Sankar WN, Hebela NM, Skaggs DL, Flynn JM. Loss of pin fixation in displaced supracondylar humeral fractures in children: causes and prevention. J Bone Joint Surg Am. 2007;89(4):713–7.
Srikumaran U, Tan EW, Erkula G, Leet AI, Ain MC, Sponseller PD. Pin size influences sagittal alignment in percutaneously pinned pediatric supracondylar humerus fractures. J Pediatr Orthop. 2010;30(8):792–8. https://doi.org/10.1097/BPO.0b013e3181f6d3af.
Reisoglu A, Kazimoglu C, Hanay E, Agus H. Is pin configuration the only factor causing loss of reduction in the management of pediatric type III supracondylar fractures? Acta Orthop Traumatol Turc. 2017;51(1):34–8. https://doi.org/10.1016/j.aott.2016.11.003.
Aarons CE, Lobts C, Chan DB, Landy DC. Repair of supracondylar humerus fractures in children: does pin spread matter? J Pediatr Orthop B. 2012;21(6):499e504.
There was no funding source for this study.
Ethics approval and consent to participate

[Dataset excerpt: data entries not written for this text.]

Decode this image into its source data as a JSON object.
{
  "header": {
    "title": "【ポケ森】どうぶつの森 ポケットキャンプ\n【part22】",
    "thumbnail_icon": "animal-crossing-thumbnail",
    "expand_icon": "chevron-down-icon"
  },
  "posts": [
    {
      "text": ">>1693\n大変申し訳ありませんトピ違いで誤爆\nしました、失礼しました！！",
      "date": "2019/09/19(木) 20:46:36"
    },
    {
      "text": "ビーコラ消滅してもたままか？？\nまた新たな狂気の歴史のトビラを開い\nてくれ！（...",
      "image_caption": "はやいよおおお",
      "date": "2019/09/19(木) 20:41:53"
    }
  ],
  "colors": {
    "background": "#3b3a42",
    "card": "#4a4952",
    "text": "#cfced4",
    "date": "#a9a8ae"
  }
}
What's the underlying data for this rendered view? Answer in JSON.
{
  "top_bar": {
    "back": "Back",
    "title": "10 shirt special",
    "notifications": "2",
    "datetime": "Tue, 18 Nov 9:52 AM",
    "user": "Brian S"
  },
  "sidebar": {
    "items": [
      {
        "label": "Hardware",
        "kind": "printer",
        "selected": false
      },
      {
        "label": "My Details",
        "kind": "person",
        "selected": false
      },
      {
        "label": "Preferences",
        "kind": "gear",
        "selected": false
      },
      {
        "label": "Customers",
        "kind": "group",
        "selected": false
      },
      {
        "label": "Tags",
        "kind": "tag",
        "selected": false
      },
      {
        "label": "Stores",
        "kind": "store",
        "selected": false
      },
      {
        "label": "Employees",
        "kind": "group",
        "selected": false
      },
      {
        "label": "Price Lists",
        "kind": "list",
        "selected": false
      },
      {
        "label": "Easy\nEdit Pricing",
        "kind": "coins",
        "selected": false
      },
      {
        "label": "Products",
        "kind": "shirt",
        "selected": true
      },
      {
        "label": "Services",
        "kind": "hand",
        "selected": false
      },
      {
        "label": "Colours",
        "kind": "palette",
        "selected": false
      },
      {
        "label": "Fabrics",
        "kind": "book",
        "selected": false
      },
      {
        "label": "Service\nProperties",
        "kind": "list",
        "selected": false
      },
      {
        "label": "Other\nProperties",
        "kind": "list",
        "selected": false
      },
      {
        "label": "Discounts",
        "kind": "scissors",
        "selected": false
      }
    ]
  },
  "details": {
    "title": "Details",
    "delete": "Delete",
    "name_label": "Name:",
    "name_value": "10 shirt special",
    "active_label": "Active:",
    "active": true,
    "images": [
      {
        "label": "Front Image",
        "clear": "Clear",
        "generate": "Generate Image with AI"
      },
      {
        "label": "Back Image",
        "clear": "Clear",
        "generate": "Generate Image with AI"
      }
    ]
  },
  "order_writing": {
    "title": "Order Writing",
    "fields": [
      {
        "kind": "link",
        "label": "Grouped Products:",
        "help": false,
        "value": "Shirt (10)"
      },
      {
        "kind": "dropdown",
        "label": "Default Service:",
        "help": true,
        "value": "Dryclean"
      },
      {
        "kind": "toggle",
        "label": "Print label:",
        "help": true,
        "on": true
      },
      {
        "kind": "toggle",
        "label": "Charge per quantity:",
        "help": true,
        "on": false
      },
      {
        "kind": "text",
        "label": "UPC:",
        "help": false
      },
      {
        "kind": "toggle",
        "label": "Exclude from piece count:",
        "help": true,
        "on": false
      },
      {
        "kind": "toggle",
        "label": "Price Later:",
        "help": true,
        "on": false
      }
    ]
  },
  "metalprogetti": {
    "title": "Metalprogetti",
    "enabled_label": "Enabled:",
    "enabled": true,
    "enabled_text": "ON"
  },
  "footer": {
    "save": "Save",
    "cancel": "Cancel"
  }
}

The Medical Ethics Committee of Shengjing Hospital of China Medical University approved this study (reference number 2018PS361K). All procedures performed in this study involving human participants were in accordance with the ethical standards of the institutional review board and ethics committee and with the 1964 Helsinki declaration and its later amendments or comparable ethical standards.
Consent for publication
Not applicable. For this type of study, formal consent is not required.
The authors declare that they have no competing interests.
Springer Nature remains neutral with regard to jurisdictional claims in published maps and institutional affiliations.
About this article
Cite this article
Ji, X., Kamara, A., Wang, E. et al. A two-stage retrospective analysis to determine the effect of entry point on higher exit of proximal pins in lateral pinning of supracondylar humerus fracture in children. J Orthop Surg Res 14, 351 (2019) doi:10.1186/s13018-019-1400-x
- Supracondylar humerus fracture
- Pinning fixation
- Proximal pin
- Entry point
- Exit point